INSTRUCTIONS FOR THE TASK -
Return every line from the records below in which the word "MILS" is found.
....................
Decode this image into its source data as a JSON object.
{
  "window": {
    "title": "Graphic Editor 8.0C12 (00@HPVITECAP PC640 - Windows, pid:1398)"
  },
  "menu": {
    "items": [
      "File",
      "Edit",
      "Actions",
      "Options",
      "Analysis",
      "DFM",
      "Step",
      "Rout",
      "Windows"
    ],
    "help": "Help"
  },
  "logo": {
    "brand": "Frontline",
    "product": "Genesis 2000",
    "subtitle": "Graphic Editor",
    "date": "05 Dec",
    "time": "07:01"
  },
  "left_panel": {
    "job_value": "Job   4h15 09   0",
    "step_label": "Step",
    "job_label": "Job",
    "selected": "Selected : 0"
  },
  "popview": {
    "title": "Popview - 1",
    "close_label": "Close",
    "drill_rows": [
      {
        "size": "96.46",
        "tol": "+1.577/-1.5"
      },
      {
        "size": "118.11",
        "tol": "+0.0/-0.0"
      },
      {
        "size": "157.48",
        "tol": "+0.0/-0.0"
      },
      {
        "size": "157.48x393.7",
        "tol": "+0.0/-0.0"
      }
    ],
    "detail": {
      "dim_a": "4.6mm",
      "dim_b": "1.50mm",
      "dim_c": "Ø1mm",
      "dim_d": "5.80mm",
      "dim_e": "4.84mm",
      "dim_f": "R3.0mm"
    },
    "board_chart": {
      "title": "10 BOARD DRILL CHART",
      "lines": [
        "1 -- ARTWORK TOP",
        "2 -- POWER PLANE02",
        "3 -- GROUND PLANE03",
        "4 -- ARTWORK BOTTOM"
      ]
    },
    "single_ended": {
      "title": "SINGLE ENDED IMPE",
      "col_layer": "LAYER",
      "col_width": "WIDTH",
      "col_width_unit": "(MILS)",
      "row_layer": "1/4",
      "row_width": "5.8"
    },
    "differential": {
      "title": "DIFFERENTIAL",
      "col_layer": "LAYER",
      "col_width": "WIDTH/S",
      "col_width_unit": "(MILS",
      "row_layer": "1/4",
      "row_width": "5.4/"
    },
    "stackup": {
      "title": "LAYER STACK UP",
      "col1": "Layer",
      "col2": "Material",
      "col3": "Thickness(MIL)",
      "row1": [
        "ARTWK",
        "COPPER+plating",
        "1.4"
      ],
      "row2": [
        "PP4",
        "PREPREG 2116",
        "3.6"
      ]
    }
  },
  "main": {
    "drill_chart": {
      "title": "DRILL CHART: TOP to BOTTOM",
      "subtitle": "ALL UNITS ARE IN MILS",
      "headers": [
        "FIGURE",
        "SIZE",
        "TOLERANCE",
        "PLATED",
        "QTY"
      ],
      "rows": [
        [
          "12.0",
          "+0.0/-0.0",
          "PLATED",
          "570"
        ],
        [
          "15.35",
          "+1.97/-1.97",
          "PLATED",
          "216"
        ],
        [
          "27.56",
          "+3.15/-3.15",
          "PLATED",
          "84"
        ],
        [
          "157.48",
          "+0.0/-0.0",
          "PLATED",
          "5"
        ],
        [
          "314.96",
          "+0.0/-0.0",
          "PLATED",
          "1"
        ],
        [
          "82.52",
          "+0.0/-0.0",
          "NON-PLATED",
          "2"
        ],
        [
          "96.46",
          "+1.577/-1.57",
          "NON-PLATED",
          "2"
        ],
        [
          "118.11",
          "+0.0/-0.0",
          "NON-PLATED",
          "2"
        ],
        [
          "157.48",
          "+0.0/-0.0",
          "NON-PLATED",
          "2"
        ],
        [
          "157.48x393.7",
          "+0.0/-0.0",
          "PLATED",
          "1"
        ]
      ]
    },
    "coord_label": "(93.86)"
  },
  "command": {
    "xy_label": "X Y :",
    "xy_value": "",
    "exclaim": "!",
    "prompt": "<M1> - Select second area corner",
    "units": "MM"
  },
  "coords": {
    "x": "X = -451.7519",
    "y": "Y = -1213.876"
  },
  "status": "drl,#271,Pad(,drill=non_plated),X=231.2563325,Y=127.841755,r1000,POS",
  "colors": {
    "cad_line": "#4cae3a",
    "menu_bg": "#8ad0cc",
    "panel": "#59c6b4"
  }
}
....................
EXPECTED ANSWER -
      "col_width_unit": "(MILS)",
      "col_width_unit": "(MILS",
      "subtitle": "ALL UNITS ARE IN MILS",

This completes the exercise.